Segment Start: EXERCISE MATERIAL
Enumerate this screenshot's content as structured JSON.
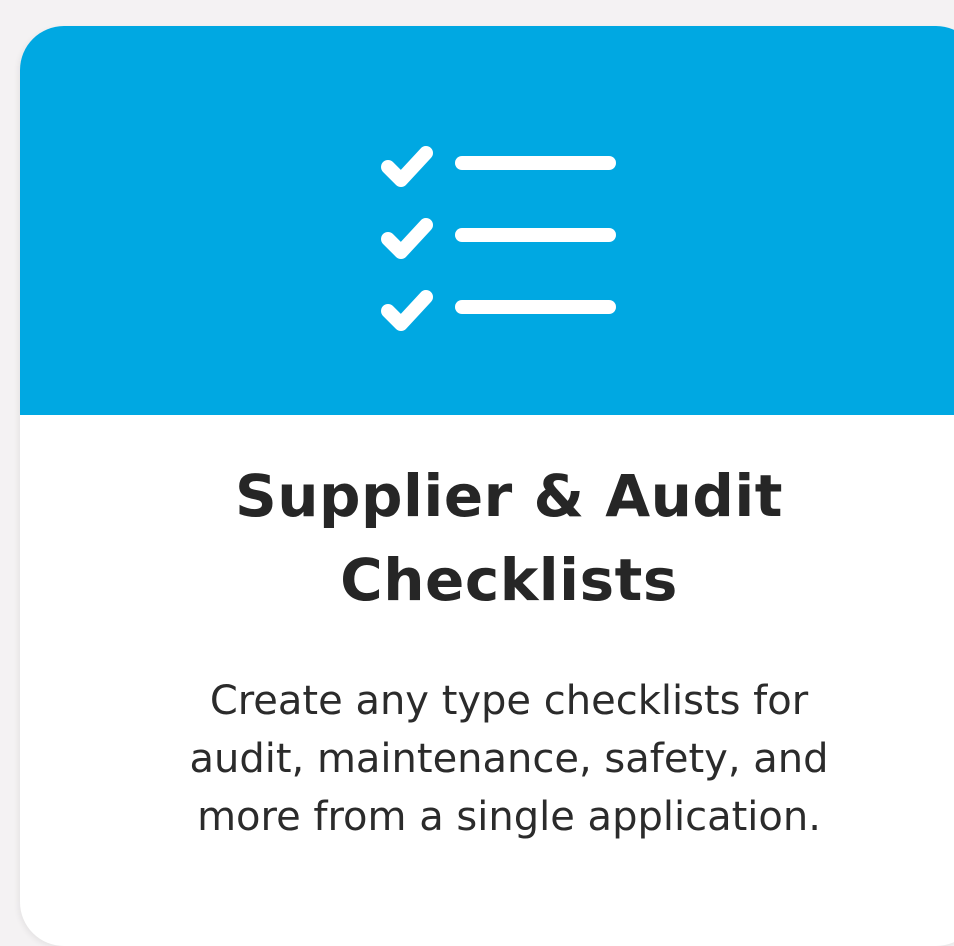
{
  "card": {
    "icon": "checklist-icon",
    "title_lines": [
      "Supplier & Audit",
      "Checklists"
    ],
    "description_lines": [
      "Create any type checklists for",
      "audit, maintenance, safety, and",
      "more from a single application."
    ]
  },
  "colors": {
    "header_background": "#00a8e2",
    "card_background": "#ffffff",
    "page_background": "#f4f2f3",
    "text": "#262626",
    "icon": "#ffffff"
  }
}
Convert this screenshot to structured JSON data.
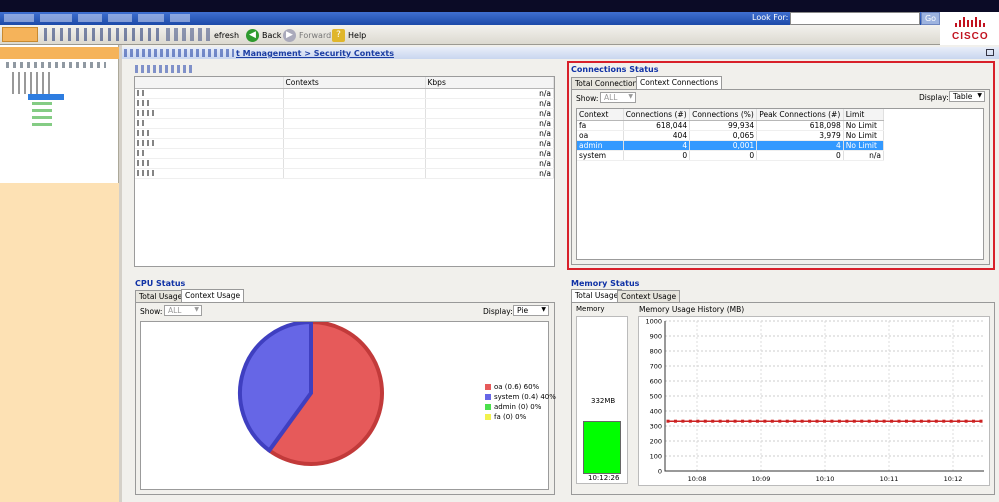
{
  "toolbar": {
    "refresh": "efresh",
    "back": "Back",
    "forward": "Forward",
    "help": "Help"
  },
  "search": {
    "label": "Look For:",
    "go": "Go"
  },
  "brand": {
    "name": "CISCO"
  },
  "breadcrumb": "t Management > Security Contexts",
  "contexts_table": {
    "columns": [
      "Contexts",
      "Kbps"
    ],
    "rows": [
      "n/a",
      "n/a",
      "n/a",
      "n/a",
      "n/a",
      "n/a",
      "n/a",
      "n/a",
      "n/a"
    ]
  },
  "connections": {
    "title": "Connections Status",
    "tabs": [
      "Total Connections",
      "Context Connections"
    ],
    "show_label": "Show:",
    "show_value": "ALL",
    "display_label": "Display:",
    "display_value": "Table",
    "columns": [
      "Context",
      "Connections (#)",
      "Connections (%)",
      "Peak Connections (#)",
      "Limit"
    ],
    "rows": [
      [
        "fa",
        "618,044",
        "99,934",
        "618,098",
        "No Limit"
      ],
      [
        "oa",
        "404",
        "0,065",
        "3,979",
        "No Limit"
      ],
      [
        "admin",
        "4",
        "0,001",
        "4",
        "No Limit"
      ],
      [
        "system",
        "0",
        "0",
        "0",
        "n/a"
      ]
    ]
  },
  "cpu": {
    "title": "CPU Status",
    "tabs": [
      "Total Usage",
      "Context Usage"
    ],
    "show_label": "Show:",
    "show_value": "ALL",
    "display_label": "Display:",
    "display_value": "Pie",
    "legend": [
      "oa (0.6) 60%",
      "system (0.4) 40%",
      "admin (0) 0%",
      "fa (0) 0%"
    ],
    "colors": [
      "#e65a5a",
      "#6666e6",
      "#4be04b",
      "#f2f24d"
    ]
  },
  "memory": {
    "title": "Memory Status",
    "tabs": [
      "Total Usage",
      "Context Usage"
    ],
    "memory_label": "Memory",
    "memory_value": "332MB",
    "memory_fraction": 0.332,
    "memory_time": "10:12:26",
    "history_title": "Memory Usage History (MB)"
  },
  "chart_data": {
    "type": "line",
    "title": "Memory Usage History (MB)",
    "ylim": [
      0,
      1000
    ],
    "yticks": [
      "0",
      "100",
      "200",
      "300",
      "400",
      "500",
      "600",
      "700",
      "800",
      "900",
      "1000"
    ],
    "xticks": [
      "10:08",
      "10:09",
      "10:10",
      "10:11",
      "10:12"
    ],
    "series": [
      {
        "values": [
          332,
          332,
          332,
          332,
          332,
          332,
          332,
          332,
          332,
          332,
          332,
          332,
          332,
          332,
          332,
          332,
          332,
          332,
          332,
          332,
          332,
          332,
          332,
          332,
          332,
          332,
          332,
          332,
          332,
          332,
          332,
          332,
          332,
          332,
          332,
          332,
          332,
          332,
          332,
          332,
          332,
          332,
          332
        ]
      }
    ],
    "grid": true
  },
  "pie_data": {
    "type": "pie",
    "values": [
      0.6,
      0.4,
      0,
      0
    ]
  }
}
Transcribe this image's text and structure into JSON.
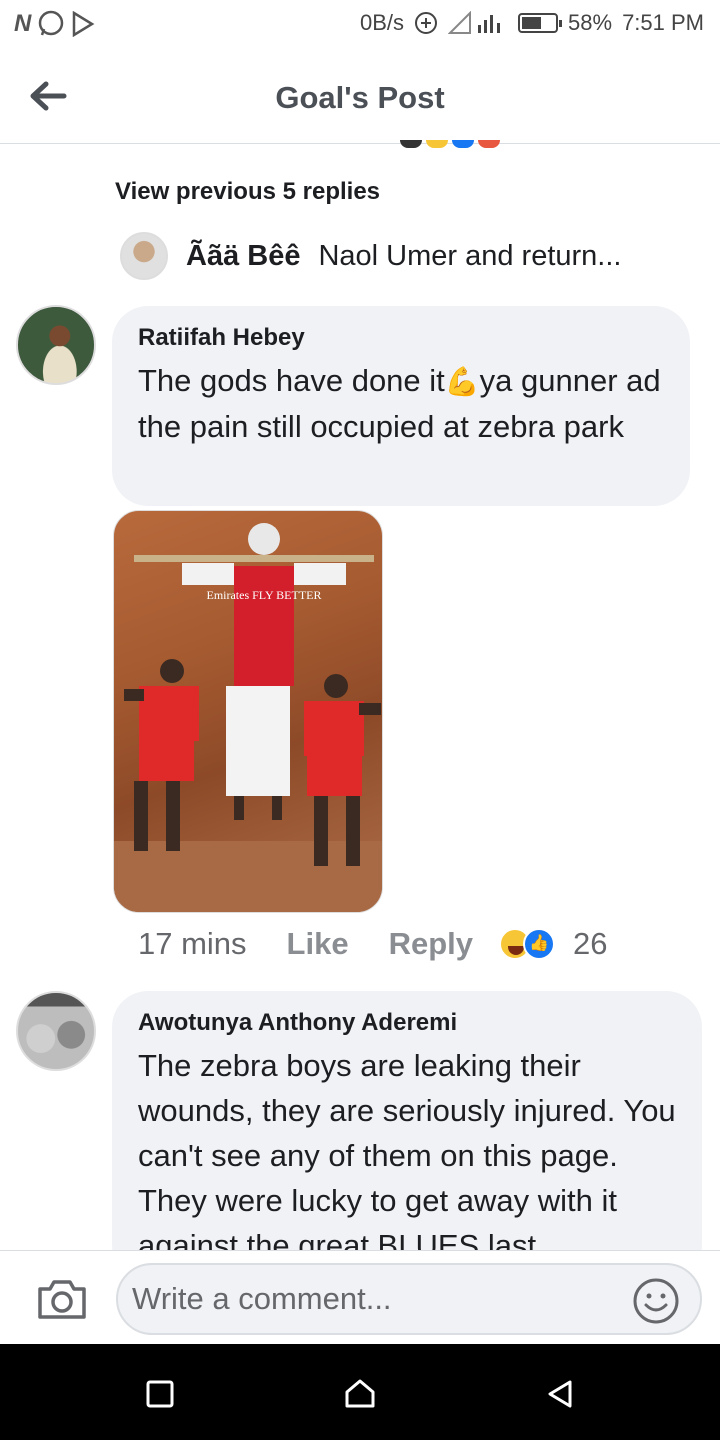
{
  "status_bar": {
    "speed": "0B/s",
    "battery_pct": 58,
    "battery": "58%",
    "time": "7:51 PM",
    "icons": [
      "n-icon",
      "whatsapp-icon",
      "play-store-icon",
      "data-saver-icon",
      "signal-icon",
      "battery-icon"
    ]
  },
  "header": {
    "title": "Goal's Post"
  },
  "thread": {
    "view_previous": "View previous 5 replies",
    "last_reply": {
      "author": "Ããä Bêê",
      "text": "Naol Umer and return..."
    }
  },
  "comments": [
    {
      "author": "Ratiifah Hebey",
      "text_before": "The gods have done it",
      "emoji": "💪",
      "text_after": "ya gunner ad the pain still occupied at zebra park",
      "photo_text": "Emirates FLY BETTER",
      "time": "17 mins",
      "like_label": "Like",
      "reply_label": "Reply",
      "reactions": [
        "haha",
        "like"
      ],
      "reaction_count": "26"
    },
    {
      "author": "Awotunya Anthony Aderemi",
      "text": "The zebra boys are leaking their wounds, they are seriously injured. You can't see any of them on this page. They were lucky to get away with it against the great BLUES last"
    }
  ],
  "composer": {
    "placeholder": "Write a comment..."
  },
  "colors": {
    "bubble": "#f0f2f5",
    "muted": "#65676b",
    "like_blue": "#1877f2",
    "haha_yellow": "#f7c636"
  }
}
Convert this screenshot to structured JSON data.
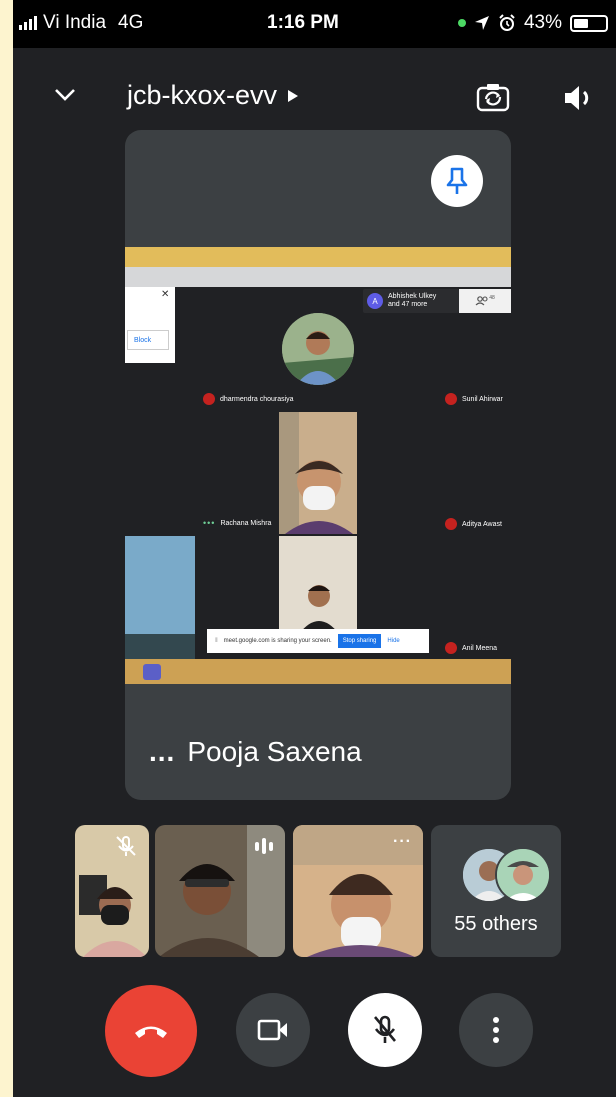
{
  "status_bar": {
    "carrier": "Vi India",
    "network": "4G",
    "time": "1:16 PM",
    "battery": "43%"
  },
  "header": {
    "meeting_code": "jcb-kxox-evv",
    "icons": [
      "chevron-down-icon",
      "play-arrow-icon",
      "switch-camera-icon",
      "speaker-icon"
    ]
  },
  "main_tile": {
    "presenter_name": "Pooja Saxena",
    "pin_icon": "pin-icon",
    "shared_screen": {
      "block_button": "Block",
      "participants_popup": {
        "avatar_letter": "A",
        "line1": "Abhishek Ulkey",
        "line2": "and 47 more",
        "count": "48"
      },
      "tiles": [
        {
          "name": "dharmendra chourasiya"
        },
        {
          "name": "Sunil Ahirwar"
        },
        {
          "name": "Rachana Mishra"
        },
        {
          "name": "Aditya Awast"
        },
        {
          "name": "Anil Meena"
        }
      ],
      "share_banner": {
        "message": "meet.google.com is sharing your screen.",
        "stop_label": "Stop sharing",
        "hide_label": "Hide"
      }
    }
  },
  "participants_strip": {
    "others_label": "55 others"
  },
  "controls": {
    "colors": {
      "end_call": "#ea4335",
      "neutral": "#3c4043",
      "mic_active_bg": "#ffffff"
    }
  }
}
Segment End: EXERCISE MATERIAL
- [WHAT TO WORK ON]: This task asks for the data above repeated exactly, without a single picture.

- [RESPONSE]:
Enumerate this screenshot's content as structured JSON.
{
  "card": {
    "icon": "checklist-icon",
    "title_lines": [
      "Supplier & Audit",
      "Checklists"
    ],
    "description_lines": [
      "Create any type checklists for",
      "audit, maintenance, safety, and",
      "more from a single application."
    ]
  },
  "colors": {
    "header_background": "#00a8e2",
    "card_background": "#ffffff",
    "page_background": "#f4f2f3",
    "text": "#262626",
    "icon": "#ffffff"
  }
}
Convert this screenshot to structured JSON data.
{
  "toolbar": {
    "refresh": "efresh",
    "back": "Back",
    "forward": "Forward",
    "help": "Help"
  },
  "search": {
    "label": "Look For:",
    "go": "Go"
  },
  "brand": {
    "name": "CISCO"
  },
  "breadcrumb": "t Management > Security Contexts",
  "contexts_table": {
    "columns": [
      "Contexts",
      "Kbps"
    ],
    "rows": [
      "n/a",
      "n/a",
      "n/a",
      "n/a",
      "n/a",
      "n/a",
      "n/a",
      "n/a",
      "n/a"
    ]
  },
  "connections": {
    "title": "Connections Status",
    "tabs": [
      "Total Connections",
      "Context Connections"
    ],
    "show_label": "Show:",
    "show_value": "ALL",
    "display_label": "Display:",
    "display_value": "Table",
    "columns": [
      "Context",
      "Connections (#)",
      "Connections (%)",
      "Peak Connections (#)",
      "Limit"
    ],
    "rows": [
      [
        "fa",
        "618,044",
        "99,934",
        "618,098",
        "No Limit"
      ],
      [
        "oa",
        "404",
        "0,065",
        "3,979",
        "No Limit"
      ],
      [
        "admin",
        "4",
        "0,001",
        "4",
        "No Limit"
      ],
      [
        "system",
        "0",
        "0",
        "0",
        "n/a"
      ]
    ]
  },
  "cpu": {
    "title": "CPU Status",
    "tabs": [
      "Total Usage",
      "Context Usage"
    ],
    "show_label": "Show:",
    "show_value": "ALL",
    "display_label": "Display:",
    "display_value": "Pie",
    "legend": [
      "oa (0.6) 60%",
      "system (0.4) 40%",
      "admin (0) 0%",
      "fa (0) 0%"
    ],
    "colors": [
      "#e65a5a",
      "#6666e6",
      "#4be04b",
      "#f2f24d"
    ]
  },
  "memory": {
    "title": "Memory Status",
    "tabs": [
      "Total Usage",
      "Context Usage"
    ],
    "memory_label": "Memory",
    "memory_value": "332MB",
    "memory_fraction": 0.332,
    "memory_time": "10:12:26",
    "history_title": "Memory Usage History (MB)"
  },
  "chart_data": {
    "type": "line",
    "title": "Memory Usage History (MB)",
    "ylim": [
      0,
      1000
    ],
    "yticks": [
      "0",
      "100",
      "200",
      "300",
      "400",
      "500",
      "600",
      "700",
      "800",
      "900",
      "1000"
    ],
    "xticks": [
      "10:08",
      "10:09",
      "10:10",
      "10:11",
      "10:12"
    ],
    "series": [
      {
        "values": [
          332,
          332,
          332,
          332,
          332,
          332,
          332,
          332,
          332,
          332,
          332,
          332,
          332,
          332,
          332,
          332,
          332,
          332,
          332,
          332,
          332,
          332,
          332,
          332,
          332,
          332,
          332,
          332,
          332,
          332,
          332,
          332,
          332,
          332,
          332,
          332,
          332,
          332,
          332,
          332,
          332,
          332,
          332
        ]
      }
    ],
    "grid": true
  },
  "pie_data": {
    "type": "pie",
    "values": [
      0.6,
      0.4,
      0,
      0
    ]
  }
}
Transcribe this image's text and structure into JSON.
{
  "status_bar": {
    "speed": "0B/s",
    "battery_pct": 58,
    "battery": "58%",
    "time": "7:51 PM",
    "icons": [
      "n-icon",
      "whatsapp-icon",
      "play-store-icon",
      "data-saver-icon",
      "signal-icon",
      "battery-icon"
    ]
  },
  "header": {
    "title": "Goal's Post"
  },
  "thread": {
    "view_previous": "View previous 5 replies",
    "last_reply": {
      "author": "Ããä Bêê",
      "text": "Naol Umer and return..."
    }
  },
  "comments": [
    {
      "author": "Ratiifah Hebey",
      "text_before": "The gods have done it",
      "emoji": "💪",
      "text_after": "ya gunner ad the pain still occupied at zebra park",
      "photo_text": "Emirates FLY BETTER",
      "time": "17 mins",
      "like_label": "Like",
      "reply_label": "Reply",
      "reactions": [
        "haha",
        "like"
      ],
      "reaction_count": "26"
    },
    {
      "author": "Awotunya Anthony Aderemi",
      "text": "The zebra boys are leaking their wounds, they are seriously injured. You can't see any of them on this page. They were lucky to get away with it against the great BLUES last"
    }
  ],
  "composer": {
    "placeholder": "Write a comment..."
  },
  "colors": {
    "bubble": "#f0f2f5",
    "muted": "#65676b",
    "like_blue": "#1877f2",
    "haha_yellow": "#f7c636"
  }
}
Convert this screenshot to structured JSON data.
{
  "status_bar": {
    "carrier": "Vi India",
    "network": "4G",
    "time": "1:16 PM",
    "battery": "43%"
  },
  "header": {
    "meeting_code": "jcb-kxox-evv",
    "icons": [
      "chevron-down-icon",
      "play-arrow-icon",
      "switch-camera-icon",
      "speaker-icon"
    ]
  },
  "main_tile": {
    "presenter_name": "Pooja Saxena",
    "pin_icon": "pin-icon",
    "shared_screen": {
      "block_button": "Block",
      "participants_popup": {
        "avatar_letter": "A",
        "line1": "Abhishek Ulkey",
        "line2": "and 47 more",
        "count": "48"
      },
      "tiles": [
        {
          "name": "dharmendra chourasiya"
        },
        {
          "name": "Sunil Ahirwar"
        },
        {
          "name": "Rachana Mishra"
        },
        {
          "name": "Aditya Awast"
        },
        {
          "name": "Anil Meena"
        }
      ],
      "share_banner": {
        "message": "meet.google.com is sharing your screen.",
        "stop_label": "Stop sharing",
        "hide_label": "Hide"
      }
    }
  },
  "participants_strip": {
    "others_label": "55 others"
  },
  "controls": {
    "colors": {
      "end_call": "#ea4335",
      "neutral": "#3c4043",
      "mic_active_bg": "#ffffff"
    }
  }
}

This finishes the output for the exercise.